It wasn't much of an "estate" really.  Actually, it was an E-X-T-R-E-M-E-L-Y humble home--one of those "pre-fab" houses that was built as a shell. They paid the outrageous sum of $3200 for it!  On a 30-year loan!  (I think the mortgage was something like $25 a month.)

Anyway, it was located on a beautiful, huge lot. I was 4 years old when we moved in.  My mom planted a little oak tree in the back yard--it was basically a twig she stuck in the ground.  The tree is now absolutely massive, spreading shade over most of the backyard. (Keeping it trimmed is a major enterprise.)  I loved that backyard.  I spent hundreds of hours swinging on the swing set my dad put there for me.  My mother talked to me about heaven one day by the clothesline while she cut my hair.  (I never went to a barber til I got to college!)  I'll always treasure that conversation.  I was probably only seven at the time.

One of my earliest memories was of my dad (NOT a carpenter) and mother (NOT a carpenter's assistant) attempting to hang sheet rock on the walls and ceiling.  It was actually quite funny at the time.  I think that was the first time I heard my dad use his one and only expletive! (Through the years, he only used it on rare occasions, and he usually said it in a whisper.  An oddly precious memory.)

Anyway, 54 years is a long time and it's sad to think of it no longer being "home."  Lyn wanted me to think about us buying it ourselves, but the house is in serious disrepair, needing loads of serious attention (and loads of money to get it in shape).  I'm ready to say farewell to 1904 West Sunny Street, but it's still a tough thing to do.  Without Mom or Dad living there, it sorta lost its "soul" anyway.  (By the way, we buried my dad 16 years ago this week, so that makes the situation all the more bittersweet.)

Thank God for memories and photographs and the reality of occasional drive-byes in the future.


Kristi said...

I am so happy that we had a chance to go back and see her when we did. And I will treasure the memories of watching Haley running around in the same backyard where you used to run, and Jennifer and I used to play too.

I wish we could've seen Lexi and Emily play in the same yard...

I know it is hard for you....I'm so sorry.

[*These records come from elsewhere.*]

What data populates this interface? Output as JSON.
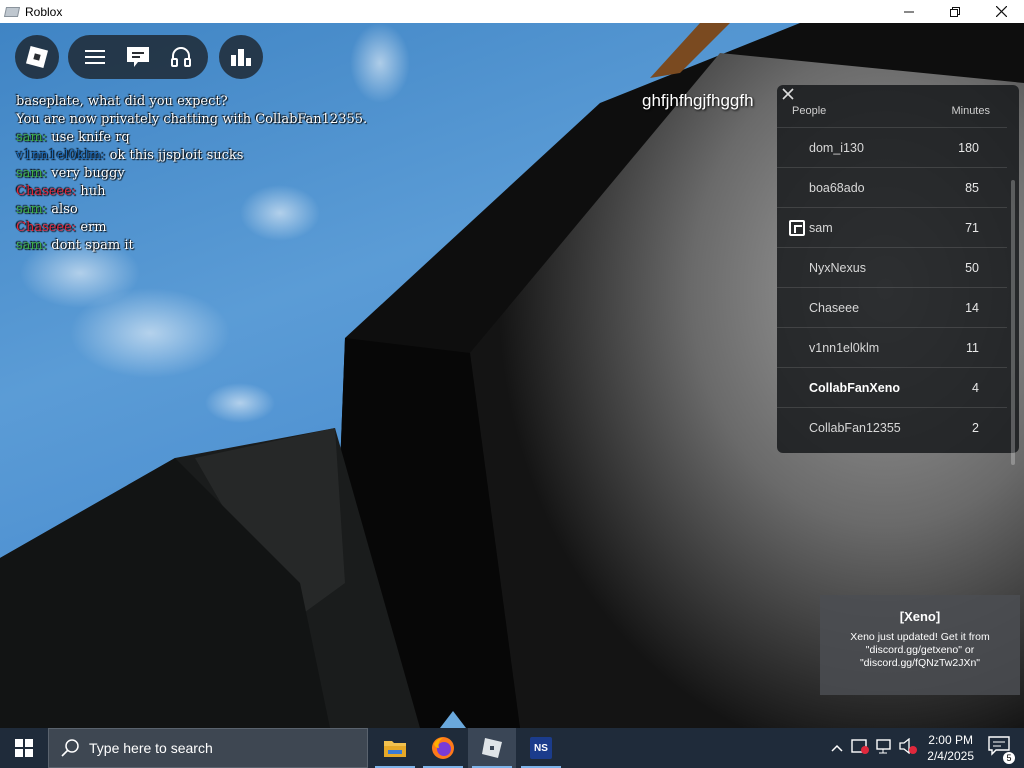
{
  "window": {
    "title": "Roblox",
    "controls": [
      "minimize",
      "restore",
      "close"
    ]
  },
  "chat": {
    "lines": [
      {
        "name": "",
        "name_color": "#ffffff",
        "text": "baseplate, what did you expect?"
      },
      {
        "name": "",
        "name_color": "#ffffff",
        "text": "You are now privately chatting with CollabFan12355."
      },
      {
        "name": "sam:",
        "name_color": "#3fae49",
        "text": "use knife rq"
      },
      {
        "name": "v1nn1el0klm:",
        "name_color": "#1f6fbf",
        "text": "ok this jjsploit sucks"
      },
      {
        "name": "sam:",
        "name_color": "#3fae49",
        "text": "very buggy"
      },
      {
        "name": "Chaseee:",
        "name_color": "#e0283c",
        "text": "huh"
      },
      {
        "name": "sam:",
        "name_color": "#3fae49",
        "text": "also"
      },
      {
        "name": "Chaseee:",
        "name_color": "#e0283c",
        "text": "erm"
      },
      {
        "name": "sam:",
        "name_color": "#3fae49",
        "text": "dont spam it"
      }
    ]
  },
  "overhead_name": "ghfjhfhgjfhggfh",
  "leaderboard": {
    "close_icon": "close-icon",
    "header": {
      "people": "People",
      "minutes": "Minutes"
    },
    "rows": [
      {
        "name": "dom_i130",
        "minutes": "180",
        "self": false,
        "badge": false
      },
      {
        "name": "boa68ado",
        "minutes": "85",
        "self": false,
        "badge": false
      },
      {
        "name": "sam",
        "minutes": "71",
        "self": false,
        "badge": true
      },
      {
        "name": "NyxNexus",
        "minutes": "50",
        "self": false,
        "badge": false
      },
      {
        "name": "Chaseee",
        "minutes": "14",
        "self": false,
        "badge": false
      },
      {
        "name": "v1nn1el0klm",
        "minutes": "11",
        "self": false,
        "badge": false
      },
      {
        "name": "CollabFanXeno",
        "minutes": "4",
        "self": true,
        "badge": false
      },
      {
        "name": "CollabFan12355",
        "minutes": "2",
        "self": false,
        "badge": false
      }
    ]
  },
  "notification": {
    "title": "[Xeno]",
    "body": "Xeno just updated! Get it from \"discord.gg/getxeno\" or \"discord.gg/fQNzTw2JXn\""
  },
  "taskbar": {
    "search_placeholder": "Type here to search",
    "apps": [
      "file-explorer",
      "firefox",
      "roblox",
      "ns"
    ],
    "ns_label": "NS",
    "time": "2:00 PM",
    "date": "2/4/2025",
    "notification_count": "5"
  },
  "colors": {
    "sky": "#4b8ed0",
    "leaderboard_bg": "#141619",
    "taskbar": "#1f2b3a"
  }
}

johnsonandjohnson said...

Hey dad---I am sorry that you were/are having a rough time with the housing situation. There are certainly all kinds of memories within the walls of 1904---thankfully, those memories rest with us as well. I am glad that Brian got to visit too---that way we have all shared time in that home---minus Lexi and Emily. (boo)

Don said...

Well, the yard will be there this summer...maybe we can stop and let the little ones have their Sunny Street moment. It would be a good photo op. Hopefully, the house will still be standing in July.

Diane Davis said...

It is so great that you can hold the memories apart from the object. That is often difficult for me. Conflicting emotions are interesting to process... to feel both warmth from nostalgia but then loss at the closure of it all. Great blog post... thanks for sharing this. It makes me want to know more about your family (your amazing daughters had to come from good genes) if you are ever feeling nostalgic again. :)

Heidi said...

I'm so glad you have all the fond memories of your mom and dad and your home on Sunny Street. Seeing a chapter of your life come to a close is never easy... thank you so much for sharing your story with us...